I, like many graduating seniors, have been grappling with the existential crisis provoked by the above realization throughout the job interview process. I, who grew up dreaming of becoming a soldier, who came to college with grand intentions of returning to Oklahoma and changing my state for the better, am now standing outside the offices of middle-managers in New York. These people work from 8 a.m. to 8 p.m., Monday through Friday, and I, like them, am about to dedicate my professional life to the efficient allocation of capital.

Forty stories up in the heart of Manhattan, you can feel yourself at the nexus of the world economy. From here, the places we grew up in look small and unimportant, the fact inescapable that these three rows of desks contribute more to the American economy than does my entire home county. You can feel the rat race seeping from the soft fluorescent lights, a feeling accompanied by the gentle hum of thousands of bright young minds scrambling furiously toward a house in New Canaan or some other unknown objective.

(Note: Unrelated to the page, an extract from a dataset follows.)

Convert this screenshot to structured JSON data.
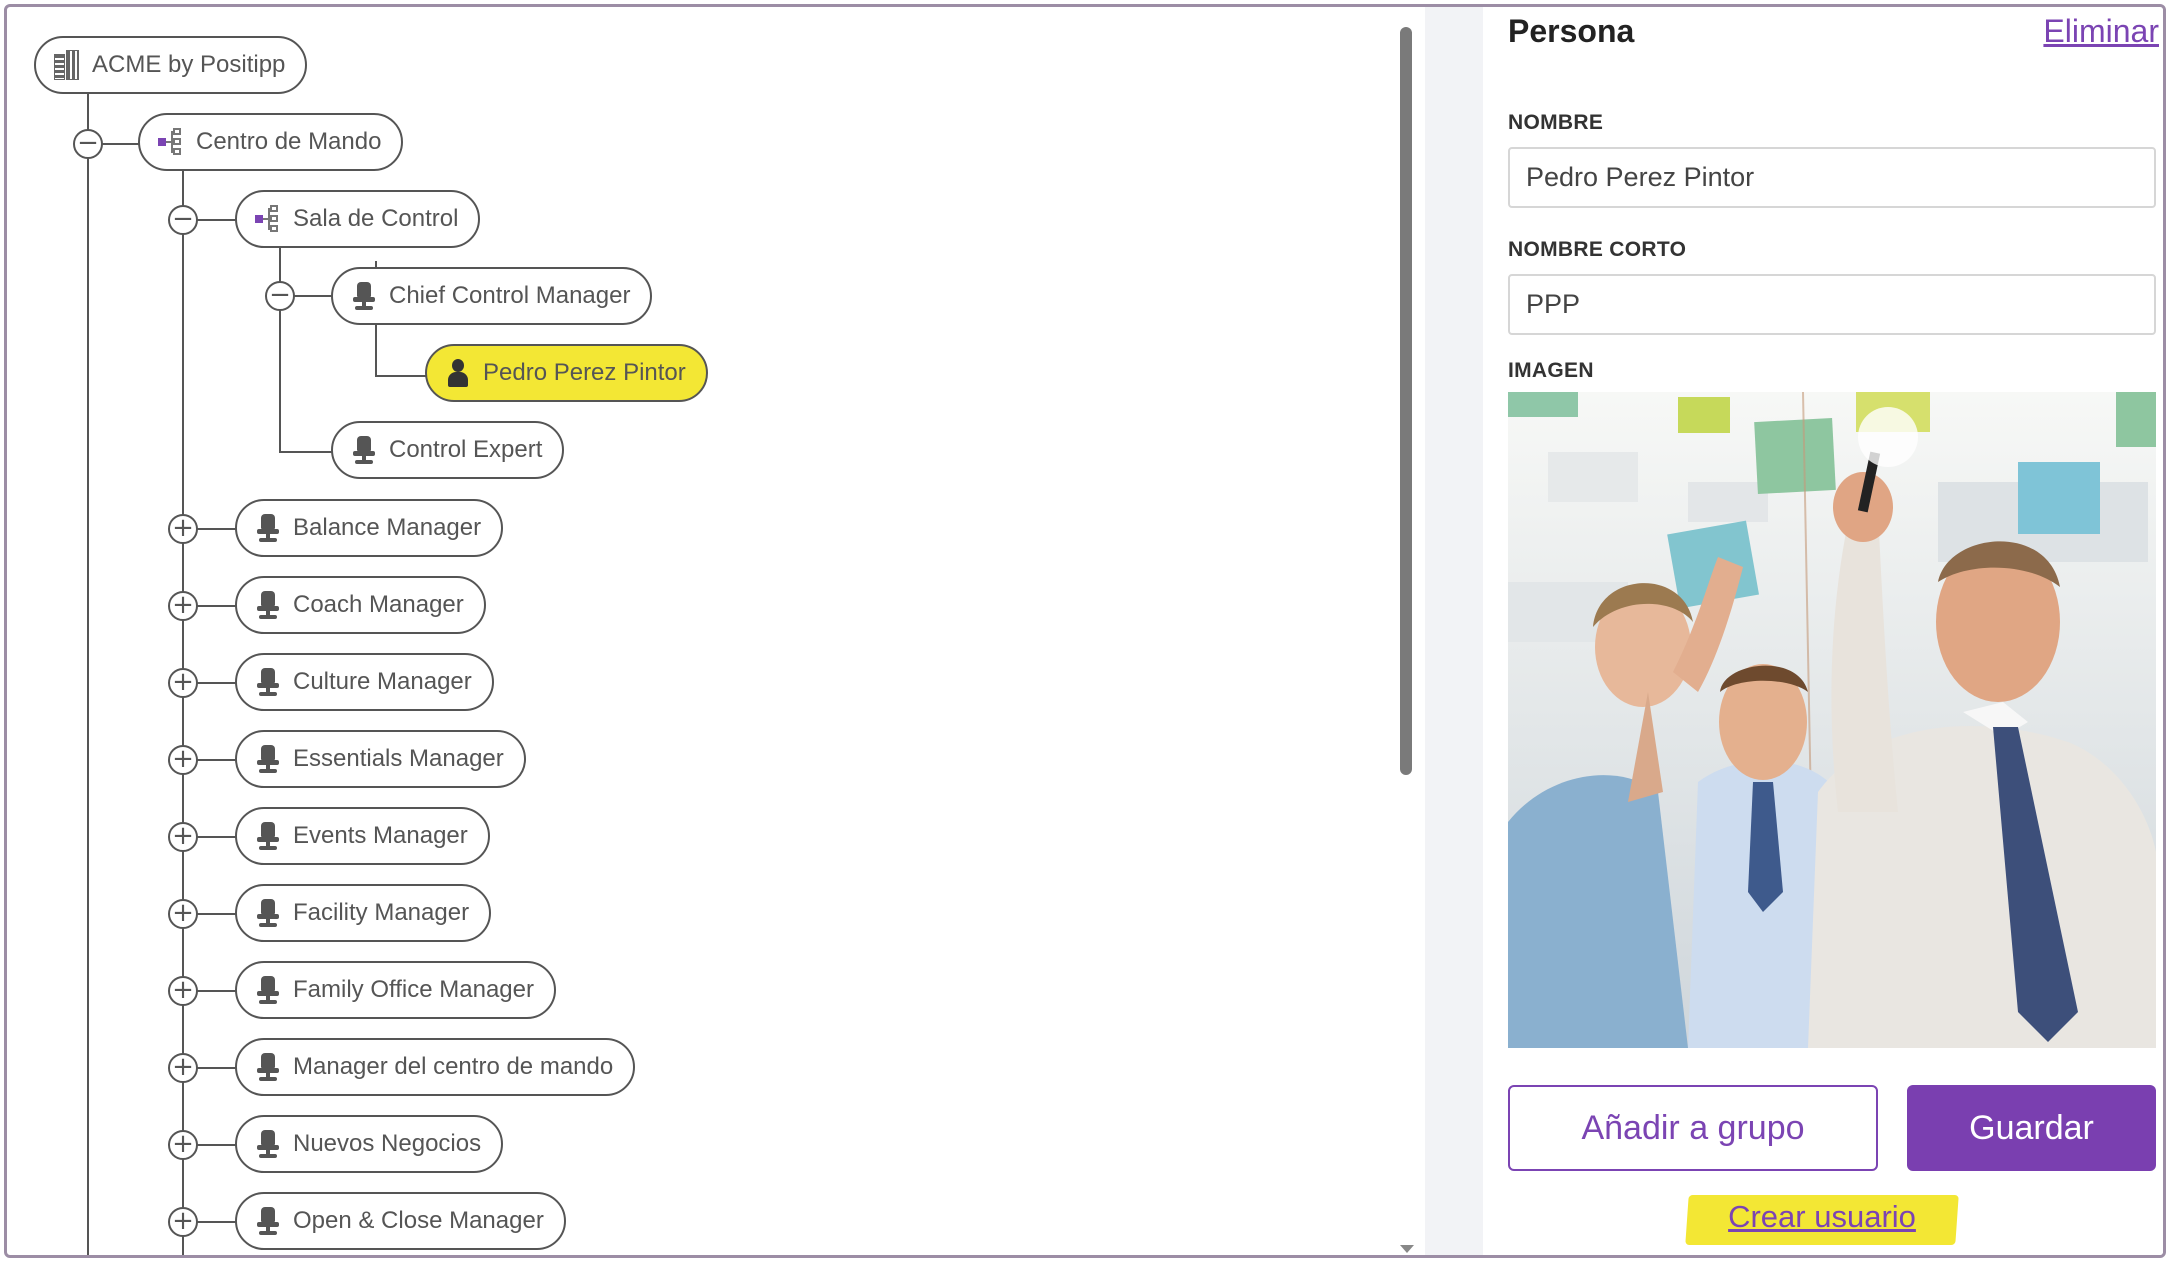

Whatever one’s thoughts on Fairfield County, the rat race itself isn’t the tragedy. Those of us without the benefit of inexhaustible inherited wealth or the courage to commit our lives to something truly wild — going pro in a rock band, buying a one-way ticket to a foreign country and never looking back — will have to work to support ourselves, and eventually, our families.

The tragedy is that so many are so eager to sign on for a life dictated by BlackBerries and that we, myself included, do so while we are so young. We all dreamed of going off the map, of adventure, of doing something crazy or unique or distant, but the reality that accompanies our first credit card bill does much to put such notions to rest. Indeed, many of us will leave here in May and start new jobs on the first of June.

As I sign on with a wonderful firm that I am tremendously excited to work with, I cannot shrug the notion that the window for doing something different is closing. I can do something wild and crazy now because I am accountable to no one other than myself; as I age and responsibility accrues, that will no longer be the case. The corporate train is one that rarely stops from start to retirement, and by getting on at 22, I effectively guarantee that I will never be a Marine officer, join the Peace Corps or do any of the other dozens of things young people can do to prove themselves as women and men.

I know that I am lucky to be working and blessed to have the luxury of an “existential crisis” — working hard just to get by is the rule rather than the exception. Still, one cannot help but wonder how life would turn out if a 45-year career in office black was exchanged for 43 of the same and two in Marine blue.

Kevin Symcox is a senior in Silliman College.